      Although you referred to Islam as a “malignant political ideology” online on Jan. 3rd, our faith teaches us to respond to such injustice with goodness. The Quran says, “Good and evil cannot be equal. Respond to (wrong) with something better, and then the person with whom you had enmity will become like a close friend.”[4]

 

     With this in mind, I once again invite you to meet with us so that we can clear the air, build bridges, and dialogue. As you know, this is the third time that CAIR Georgia has invited you to meet and greet your Georgia Muslim neighbors since you introduced House Bill 3. We hope that you will accept this, our latest invitation. As Georgians, Americans, and human beings, we need not agree with each other in order to show respect for each other.

 

     Thank you for your consideration as well as for your service to the State of Georgia. We hope to hear from you soon, and we wish you and your family a Happy New Year.

 

With thanks,

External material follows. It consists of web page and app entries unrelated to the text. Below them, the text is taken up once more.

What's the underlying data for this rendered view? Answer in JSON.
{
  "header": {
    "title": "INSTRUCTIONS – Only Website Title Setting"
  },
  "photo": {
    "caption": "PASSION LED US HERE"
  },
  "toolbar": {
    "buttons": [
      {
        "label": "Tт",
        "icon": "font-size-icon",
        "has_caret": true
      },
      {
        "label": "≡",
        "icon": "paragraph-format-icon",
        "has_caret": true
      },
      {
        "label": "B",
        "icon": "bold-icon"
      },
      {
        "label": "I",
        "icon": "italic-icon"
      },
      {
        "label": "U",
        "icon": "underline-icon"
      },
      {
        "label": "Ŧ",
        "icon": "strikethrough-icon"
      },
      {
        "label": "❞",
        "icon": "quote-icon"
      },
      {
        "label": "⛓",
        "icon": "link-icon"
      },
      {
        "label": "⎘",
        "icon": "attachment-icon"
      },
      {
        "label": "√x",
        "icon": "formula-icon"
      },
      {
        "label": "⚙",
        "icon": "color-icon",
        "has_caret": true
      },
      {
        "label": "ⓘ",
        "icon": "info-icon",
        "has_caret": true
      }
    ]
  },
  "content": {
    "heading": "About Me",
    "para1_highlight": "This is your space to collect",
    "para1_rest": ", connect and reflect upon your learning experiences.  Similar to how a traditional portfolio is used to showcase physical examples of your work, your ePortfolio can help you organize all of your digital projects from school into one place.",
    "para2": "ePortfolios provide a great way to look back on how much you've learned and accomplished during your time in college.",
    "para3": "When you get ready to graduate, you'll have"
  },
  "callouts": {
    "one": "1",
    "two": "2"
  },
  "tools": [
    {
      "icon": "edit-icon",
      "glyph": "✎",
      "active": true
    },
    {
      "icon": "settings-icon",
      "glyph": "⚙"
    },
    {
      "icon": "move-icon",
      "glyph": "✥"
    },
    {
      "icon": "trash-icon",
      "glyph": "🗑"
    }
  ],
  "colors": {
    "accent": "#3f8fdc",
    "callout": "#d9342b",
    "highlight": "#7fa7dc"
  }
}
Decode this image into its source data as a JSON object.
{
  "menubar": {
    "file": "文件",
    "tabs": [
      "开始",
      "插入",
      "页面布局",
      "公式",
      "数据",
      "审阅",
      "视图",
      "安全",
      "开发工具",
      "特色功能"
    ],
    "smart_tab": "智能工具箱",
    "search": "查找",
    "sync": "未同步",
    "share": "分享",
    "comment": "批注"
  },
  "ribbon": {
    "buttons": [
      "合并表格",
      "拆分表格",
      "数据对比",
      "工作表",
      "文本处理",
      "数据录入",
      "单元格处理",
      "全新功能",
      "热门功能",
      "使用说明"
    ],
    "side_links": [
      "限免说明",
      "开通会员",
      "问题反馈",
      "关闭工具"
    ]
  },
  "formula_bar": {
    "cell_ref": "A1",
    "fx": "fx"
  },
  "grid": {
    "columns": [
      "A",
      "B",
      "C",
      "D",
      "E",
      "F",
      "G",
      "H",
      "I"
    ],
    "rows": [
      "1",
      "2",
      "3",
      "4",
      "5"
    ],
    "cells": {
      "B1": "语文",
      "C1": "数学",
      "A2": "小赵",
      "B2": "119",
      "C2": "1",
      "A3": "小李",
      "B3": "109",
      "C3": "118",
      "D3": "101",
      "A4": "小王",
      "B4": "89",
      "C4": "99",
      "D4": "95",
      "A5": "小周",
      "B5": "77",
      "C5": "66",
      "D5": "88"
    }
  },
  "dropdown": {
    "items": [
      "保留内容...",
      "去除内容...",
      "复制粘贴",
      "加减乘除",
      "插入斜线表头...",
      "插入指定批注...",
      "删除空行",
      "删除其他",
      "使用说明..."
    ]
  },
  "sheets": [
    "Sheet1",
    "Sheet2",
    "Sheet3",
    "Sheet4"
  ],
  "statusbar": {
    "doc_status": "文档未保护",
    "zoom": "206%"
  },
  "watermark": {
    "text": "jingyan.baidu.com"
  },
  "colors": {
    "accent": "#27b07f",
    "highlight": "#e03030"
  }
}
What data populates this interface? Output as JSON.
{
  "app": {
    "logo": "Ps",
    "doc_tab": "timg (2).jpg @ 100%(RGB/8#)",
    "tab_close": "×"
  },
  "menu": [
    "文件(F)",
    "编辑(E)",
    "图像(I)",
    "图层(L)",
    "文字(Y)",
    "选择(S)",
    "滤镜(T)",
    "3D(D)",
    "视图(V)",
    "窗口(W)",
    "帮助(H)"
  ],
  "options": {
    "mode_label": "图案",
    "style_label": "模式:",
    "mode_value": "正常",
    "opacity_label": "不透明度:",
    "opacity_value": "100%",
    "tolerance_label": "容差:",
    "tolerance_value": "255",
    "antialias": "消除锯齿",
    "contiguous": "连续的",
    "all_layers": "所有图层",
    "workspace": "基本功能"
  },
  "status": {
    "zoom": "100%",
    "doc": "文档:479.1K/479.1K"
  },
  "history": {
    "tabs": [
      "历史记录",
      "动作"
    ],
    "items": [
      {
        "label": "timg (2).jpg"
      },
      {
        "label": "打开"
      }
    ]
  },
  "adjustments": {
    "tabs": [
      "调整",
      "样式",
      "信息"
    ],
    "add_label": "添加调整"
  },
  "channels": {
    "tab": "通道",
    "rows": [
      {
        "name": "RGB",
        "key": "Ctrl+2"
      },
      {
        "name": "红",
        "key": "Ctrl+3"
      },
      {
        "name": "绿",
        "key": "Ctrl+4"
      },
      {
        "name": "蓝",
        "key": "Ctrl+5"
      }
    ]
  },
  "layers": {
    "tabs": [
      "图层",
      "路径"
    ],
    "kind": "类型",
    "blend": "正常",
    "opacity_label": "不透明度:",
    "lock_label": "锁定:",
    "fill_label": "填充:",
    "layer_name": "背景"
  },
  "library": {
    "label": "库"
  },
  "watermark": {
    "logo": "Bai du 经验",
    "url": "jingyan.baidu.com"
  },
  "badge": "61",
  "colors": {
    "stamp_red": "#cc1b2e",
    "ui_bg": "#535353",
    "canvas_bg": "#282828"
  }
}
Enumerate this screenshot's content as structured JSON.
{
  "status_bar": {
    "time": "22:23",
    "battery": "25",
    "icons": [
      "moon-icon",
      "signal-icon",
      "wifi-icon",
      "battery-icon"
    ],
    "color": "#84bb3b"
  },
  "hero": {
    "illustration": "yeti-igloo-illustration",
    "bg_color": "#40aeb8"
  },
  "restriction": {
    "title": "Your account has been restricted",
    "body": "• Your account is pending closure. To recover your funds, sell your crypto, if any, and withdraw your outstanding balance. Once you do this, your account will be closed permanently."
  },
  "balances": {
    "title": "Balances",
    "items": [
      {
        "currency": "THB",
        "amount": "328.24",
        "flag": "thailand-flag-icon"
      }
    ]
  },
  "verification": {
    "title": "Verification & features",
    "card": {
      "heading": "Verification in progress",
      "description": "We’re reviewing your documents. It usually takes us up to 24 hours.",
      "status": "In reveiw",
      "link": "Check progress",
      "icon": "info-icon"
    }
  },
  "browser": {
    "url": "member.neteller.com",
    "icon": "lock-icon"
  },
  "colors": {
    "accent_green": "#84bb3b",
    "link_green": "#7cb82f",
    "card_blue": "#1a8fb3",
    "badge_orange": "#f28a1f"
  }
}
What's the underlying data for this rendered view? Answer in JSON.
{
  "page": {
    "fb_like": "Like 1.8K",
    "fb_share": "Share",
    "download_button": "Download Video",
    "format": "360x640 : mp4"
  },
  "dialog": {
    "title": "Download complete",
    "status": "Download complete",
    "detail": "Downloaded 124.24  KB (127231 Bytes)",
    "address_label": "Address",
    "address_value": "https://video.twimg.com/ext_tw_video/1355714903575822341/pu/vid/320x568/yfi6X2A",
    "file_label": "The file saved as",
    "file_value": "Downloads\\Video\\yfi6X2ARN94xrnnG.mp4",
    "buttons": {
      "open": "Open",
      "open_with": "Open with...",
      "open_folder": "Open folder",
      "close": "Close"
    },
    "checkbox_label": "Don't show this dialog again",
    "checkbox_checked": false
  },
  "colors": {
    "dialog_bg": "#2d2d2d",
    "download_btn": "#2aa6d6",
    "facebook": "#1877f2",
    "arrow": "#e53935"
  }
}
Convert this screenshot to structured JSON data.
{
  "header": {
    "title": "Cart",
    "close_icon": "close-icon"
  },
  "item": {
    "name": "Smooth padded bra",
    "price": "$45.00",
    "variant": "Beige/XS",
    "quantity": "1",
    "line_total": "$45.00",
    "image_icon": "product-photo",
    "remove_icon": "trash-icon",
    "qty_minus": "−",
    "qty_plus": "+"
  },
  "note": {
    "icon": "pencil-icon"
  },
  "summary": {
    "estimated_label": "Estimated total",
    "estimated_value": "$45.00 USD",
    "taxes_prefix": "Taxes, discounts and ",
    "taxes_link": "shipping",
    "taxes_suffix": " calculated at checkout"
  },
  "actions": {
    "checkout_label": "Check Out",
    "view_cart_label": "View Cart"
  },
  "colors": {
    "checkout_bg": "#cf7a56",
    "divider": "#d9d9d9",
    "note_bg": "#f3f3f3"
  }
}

Edward Ahmed Mitchell

Attorney & Executive Director

Council on American-Islamic Relations

Georgia Chapter


[1] “U.S. Officials Say American Muslims Do Report Terrorist Threats,” Reuters. 16 July 2016.

[2] “Musim Scholars Release Letter To ISIS…Blasting Its Ideology,” The Huffington Post. 24 September 2014.

[3] “CAIR Leader Pictured on ISIS Hit List of Western Muslims,” Council on American-Islamic Relations. 13 Apri 2016.

[4] Surah Fussilat, Chapter 41, Verse 34. The Holy Quran.